Data about app and page elements »
* * *

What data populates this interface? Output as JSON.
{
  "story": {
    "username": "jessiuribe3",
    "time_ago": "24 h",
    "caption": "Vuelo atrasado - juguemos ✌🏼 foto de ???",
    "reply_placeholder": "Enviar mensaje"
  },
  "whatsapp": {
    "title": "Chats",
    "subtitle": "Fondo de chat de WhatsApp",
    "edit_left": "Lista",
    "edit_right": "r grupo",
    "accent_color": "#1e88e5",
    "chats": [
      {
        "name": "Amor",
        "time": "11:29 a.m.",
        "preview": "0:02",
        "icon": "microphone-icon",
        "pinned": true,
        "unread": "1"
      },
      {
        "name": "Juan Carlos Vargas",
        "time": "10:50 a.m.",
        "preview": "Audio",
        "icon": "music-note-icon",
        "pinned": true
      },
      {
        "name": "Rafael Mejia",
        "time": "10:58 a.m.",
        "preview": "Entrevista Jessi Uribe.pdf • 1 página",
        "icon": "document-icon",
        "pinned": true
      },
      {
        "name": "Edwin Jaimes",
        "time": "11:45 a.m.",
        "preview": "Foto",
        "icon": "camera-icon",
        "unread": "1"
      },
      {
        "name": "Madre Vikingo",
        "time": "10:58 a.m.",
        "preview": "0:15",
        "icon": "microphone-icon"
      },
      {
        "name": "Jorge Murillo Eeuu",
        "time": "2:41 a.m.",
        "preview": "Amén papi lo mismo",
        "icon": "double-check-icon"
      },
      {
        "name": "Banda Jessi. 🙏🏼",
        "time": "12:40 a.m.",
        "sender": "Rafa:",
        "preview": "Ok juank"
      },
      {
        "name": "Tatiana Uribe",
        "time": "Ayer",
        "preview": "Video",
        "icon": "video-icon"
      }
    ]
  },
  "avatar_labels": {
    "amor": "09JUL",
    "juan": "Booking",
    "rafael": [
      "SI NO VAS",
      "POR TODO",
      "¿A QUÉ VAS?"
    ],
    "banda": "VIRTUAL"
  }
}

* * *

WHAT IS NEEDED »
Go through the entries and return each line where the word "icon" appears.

RESPONSE AREA »
        "icon": "microphone-icon",
        "icon": "music-note-icon",
        "icon": "document-icon",
        "icon": "camera-icon",
        "icon": "microphone-icon"
        "icon": "double-check-icon"
        "icon": "video-icon"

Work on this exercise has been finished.